“There were four questions I was taught by a Seneca medicine person named Twylah Nitsch. Four questions to always ask yourself. Those guide me as a writer, and also in my journey as a human being.”
“The first is, How do you feel about what you’re doing right now? The second is, What are you doing to add to the confusion? The third one is, What can you do to bring peace and balance? And the fourth one is, How will you be remembered after you have gone?”
Asked about authors he recommends, Bruchac mentioned the work of Jimmy Santiago Baca and Traci Sorell. Bruchac called “Things Fall Apart” by Chinua Achebe (who was on his Ph.D. committee and was his friend) one of the greatest novels of the 20th century.
As a writer, a teacher, a musician and a publisher, Bruchac has worked with many other creative people over the years, and he emphasizes that the process is unique to the individual. “Rez Dogs,” Bruchac’s novel in verse, was written through dictation while he walked his dog each morning.
Bruchac provided the following advice for writing through periods of struggle: “First of all, even when it’s hard, just keep writing. That’s the most important thing to do… If you want to be a writer, you have to write. If you want anyone to read you, you’ve got to revise.”
Joy in the process can ease the difficulty of writing, Bruchac said. “I don’t know why it is, but I really love writing, and I think I get the same kind of endorphins I get when I’ve done a hard workout in the martial arts. I feel like I’m uplifted by it and not drawn down by it.
“Everybody’s writing process is different, though.

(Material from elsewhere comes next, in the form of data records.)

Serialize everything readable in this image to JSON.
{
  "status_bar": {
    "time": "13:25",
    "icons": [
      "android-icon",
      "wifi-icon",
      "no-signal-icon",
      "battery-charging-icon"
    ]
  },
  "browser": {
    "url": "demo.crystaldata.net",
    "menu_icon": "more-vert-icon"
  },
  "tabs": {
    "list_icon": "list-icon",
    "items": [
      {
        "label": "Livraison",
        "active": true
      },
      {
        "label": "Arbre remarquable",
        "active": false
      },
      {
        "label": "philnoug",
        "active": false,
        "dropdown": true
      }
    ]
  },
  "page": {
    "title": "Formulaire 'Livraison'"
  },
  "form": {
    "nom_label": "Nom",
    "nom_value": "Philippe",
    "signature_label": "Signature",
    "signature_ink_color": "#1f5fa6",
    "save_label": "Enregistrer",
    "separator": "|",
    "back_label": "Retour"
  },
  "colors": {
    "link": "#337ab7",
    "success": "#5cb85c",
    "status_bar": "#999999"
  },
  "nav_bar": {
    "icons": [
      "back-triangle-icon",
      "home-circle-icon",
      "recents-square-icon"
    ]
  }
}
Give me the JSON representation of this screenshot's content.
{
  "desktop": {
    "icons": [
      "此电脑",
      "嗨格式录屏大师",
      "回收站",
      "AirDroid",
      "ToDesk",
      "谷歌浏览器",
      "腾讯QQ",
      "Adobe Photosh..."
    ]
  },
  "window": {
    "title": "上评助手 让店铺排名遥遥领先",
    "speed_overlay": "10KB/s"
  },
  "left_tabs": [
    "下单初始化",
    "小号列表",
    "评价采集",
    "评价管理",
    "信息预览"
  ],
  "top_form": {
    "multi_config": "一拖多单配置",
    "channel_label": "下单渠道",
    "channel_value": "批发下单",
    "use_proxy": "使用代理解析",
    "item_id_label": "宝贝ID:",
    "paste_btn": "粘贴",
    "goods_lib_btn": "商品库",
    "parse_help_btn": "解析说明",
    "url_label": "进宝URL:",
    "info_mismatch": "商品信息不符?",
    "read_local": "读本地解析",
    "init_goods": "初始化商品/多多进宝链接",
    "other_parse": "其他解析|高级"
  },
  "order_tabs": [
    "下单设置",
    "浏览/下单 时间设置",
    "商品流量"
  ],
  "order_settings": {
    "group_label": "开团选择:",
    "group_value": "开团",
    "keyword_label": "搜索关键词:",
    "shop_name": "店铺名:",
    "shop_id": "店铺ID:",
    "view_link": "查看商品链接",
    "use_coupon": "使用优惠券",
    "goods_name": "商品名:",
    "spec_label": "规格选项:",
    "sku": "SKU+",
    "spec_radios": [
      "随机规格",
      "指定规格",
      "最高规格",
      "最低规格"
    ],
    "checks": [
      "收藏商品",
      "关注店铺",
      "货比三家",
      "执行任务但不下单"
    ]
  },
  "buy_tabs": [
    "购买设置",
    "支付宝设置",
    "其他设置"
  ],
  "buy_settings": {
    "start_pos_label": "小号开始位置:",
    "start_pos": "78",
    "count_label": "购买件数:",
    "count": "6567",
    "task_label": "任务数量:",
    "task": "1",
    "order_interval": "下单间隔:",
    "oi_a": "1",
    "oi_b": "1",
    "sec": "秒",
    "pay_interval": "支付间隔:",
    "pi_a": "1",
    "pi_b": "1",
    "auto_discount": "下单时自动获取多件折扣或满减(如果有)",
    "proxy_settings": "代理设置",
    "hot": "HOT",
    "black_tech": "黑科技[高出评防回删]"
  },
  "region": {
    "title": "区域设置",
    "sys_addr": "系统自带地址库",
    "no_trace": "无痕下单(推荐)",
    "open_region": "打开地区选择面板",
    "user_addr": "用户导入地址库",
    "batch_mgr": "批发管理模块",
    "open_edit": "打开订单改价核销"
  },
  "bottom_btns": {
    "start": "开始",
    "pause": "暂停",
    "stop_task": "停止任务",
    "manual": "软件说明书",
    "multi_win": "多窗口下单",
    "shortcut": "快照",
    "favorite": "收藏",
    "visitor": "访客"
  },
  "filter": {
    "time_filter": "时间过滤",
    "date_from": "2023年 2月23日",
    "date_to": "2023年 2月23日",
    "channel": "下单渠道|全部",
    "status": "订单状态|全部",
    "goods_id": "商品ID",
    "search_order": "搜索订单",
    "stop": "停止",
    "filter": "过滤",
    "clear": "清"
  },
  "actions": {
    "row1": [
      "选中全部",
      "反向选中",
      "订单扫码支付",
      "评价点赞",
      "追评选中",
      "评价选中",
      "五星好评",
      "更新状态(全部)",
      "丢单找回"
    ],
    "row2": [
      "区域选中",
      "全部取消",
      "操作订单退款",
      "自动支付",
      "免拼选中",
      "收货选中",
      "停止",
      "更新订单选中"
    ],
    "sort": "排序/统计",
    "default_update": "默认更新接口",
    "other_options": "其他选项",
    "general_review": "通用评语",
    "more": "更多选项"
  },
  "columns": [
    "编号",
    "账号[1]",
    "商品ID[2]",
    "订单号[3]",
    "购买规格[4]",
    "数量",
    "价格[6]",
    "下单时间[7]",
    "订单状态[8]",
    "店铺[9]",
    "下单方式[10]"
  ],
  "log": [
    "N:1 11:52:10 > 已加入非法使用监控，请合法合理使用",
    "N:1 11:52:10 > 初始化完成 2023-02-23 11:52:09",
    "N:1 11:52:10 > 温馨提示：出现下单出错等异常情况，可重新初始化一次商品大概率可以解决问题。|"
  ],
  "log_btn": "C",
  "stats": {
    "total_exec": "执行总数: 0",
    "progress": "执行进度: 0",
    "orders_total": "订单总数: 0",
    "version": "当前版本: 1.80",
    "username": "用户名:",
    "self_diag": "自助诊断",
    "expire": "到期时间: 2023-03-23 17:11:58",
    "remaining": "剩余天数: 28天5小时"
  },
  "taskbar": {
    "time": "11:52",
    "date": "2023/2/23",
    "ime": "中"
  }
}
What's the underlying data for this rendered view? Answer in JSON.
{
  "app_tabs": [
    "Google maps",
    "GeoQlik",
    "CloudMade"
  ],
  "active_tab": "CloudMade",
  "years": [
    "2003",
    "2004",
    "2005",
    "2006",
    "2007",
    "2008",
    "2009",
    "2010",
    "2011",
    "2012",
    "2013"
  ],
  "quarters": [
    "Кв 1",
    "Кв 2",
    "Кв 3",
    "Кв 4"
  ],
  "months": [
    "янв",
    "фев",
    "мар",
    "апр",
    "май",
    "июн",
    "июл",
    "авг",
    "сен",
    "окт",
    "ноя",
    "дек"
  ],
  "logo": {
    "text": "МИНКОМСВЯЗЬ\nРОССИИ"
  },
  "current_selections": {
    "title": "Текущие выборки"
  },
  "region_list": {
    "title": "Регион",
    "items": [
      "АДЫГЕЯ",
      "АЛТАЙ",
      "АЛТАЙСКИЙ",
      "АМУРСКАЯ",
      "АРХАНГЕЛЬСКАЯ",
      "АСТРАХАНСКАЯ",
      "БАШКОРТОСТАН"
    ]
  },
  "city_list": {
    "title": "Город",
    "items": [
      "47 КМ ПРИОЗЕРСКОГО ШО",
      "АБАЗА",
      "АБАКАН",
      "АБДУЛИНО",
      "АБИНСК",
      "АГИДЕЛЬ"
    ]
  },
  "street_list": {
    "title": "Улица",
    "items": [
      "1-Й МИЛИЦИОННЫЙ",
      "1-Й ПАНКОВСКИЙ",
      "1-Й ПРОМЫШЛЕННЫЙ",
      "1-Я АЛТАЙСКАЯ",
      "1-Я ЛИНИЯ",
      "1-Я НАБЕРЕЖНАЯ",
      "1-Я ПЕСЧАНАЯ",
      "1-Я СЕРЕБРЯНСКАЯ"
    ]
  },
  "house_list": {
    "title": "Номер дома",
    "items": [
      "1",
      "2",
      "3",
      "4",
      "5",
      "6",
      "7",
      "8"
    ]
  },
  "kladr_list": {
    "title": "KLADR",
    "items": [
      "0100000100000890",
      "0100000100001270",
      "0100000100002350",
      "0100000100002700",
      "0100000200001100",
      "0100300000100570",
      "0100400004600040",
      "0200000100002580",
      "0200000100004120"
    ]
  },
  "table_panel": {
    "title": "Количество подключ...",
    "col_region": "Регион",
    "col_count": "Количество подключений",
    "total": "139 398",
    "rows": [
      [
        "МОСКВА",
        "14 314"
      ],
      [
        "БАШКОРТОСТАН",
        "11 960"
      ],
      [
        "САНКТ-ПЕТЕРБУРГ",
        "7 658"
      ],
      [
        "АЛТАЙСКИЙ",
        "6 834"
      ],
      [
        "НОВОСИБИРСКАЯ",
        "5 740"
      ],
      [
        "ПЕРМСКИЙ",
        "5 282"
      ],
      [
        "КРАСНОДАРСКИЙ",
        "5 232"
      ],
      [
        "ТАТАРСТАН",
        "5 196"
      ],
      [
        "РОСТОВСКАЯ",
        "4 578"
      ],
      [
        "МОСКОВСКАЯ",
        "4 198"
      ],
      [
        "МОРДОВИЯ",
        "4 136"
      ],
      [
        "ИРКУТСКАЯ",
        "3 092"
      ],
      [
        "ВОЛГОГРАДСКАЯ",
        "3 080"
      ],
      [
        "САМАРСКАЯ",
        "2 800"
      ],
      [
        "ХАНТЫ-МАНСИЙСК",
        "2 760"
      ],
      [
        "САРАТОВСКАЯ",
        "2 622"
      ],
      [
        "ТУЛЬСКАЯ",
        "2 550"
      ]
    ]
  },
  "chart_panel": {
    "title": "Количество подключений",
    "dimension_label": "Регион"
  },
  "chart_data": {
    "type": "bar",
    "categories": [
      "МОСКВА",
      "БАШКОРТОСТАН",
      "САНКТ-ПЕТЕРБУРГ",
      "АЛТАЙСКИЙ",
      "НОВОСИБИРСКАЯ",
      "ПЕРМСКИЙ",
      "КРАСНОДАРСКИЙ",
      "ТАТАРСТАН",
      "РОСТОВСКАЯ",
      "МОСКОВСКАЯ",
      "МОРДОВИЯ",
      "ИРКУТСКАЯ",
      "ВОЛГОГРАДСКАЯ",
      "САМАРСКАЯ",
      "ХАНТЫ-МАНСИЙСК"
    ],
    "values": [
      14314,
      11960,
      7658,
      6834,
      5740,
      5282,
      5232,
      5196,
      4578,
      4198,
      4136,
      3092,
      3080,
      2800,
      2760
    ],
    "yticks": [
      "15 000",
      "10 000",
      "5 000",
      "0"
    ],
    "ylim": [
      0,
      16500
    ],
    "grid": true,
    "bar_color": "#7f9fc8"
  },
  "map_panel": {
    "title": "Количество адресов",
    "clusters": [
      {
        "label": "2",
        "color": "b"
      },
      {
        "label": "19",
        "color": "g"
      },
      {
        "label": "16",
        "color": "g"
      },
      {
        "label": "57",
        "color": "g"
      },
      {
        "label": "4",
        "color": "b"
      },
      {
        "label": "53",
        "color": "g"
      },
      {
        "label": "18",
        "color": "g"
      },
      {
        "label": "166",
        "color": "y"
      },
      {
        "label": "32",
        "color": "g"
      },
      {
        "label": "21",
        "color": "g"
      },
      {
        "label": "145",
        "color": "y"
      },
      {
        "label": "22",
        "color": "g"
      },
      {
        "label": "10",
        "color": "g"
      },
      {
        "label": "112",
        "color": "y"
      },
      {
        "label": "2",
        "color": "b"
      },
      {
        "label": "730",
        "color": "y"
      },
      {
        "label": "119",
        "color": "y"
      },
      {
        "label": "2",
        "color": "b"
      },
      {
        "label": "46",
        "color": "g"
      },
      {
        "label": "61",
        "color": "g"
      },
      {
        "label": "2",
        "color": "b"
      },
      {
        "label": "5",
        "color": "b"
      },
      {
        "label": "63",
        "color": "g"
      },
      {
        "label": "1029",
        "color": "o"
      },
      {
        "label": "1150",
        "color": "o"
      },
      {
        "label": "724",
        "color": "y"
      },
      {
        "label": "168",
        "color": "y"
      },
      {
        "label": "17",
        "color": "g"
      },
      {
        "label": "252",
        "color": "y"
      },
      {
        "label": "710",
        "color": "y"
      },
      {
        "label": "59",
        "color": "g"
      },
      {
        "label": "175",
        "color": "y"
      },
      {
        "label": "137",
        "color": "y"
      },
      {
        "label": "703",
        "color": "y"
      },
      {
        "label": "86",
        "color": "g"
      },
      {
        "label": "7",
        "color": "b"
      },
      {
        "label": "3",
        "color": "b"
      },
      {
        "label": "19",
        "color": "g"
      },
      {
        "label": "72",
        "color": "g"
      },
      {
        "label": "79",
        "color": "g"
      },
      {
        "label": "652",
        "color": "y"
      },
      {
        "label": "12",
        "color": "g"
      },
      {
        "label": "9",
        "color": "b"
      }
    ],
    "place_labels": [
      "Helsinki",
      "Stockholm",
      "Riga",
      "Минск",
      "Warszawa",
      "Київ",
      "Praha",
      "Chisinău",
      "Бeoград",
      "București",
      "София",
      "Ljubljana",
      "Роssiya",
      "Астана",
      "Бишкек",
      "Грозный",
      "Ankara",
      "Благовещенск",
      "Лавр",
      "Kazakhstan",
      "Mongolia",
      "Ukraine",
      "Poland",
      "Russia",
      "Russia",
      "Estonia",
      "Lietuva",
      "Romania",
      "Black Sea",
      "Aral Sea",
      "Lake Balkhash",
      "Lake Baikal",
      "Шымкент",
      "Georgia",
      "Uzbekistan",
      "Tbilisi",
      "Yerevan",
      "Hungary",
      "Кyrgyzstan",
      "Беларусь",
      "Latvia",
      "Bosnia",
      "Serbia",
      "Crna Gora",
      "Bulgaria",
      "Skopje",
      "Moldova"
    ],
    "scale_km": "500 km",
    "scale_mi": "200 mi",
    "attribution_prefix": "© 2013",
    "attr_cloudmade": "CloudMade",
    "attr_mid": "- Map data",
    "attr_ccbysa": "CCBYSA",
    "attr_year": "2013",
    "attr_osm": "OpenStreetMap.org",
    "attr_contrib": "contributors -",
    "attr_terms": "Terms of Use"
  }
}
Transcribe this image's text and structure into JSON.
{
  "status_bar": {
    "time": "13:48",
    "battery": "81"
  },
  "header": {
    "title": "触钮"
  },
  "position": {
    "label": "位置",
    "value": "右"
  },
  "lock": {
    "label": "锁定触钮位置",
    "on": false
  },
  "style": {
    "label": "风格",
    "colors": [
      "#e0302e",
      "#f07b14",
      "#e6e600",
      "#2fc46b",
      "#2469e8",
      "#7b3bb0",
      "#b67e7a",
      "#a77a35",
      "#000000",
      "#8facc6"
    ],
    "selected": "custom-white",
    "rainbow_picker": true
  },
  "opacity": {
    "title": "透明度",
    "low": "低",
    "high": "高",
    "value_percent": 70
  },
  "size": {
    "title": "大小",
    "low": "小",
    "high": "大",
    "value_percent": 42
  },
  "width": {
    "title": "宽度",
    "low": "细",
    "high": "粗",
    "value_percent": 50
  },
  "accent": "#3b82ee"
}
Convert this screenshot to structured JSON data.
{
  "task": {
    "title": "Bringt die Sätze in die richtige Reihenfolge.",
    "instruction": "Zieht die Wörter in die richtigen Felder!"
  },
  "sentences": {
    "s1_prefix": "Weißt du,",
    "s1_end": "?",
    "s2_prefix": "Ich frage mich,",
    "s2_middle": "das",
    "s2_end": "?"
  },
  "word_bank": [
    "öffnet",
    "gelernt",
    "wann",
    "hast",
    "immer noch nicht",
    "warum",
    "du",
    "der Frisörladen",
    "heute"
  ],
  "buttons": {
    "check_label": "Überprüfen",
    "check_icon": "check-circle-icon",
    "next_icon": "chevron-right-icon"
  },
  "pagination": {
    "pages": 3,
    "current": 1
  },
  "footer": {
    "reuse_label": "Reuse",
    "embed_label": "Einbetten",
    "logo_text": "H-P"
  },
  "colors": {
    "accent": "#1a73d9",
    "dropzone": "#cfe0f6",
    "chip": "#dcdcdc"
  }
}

So whatever works for you, works for you, and it’s your journey as a writer to find it.”
You may view the 2022 Spencer G. Shaw Lecture online for a limited time.
If you would like to make a suggestion for a future speaker, contact the Beverly Cleary Endowed Professor for Children and Youth Services in the Information School, Michelle H. Martin.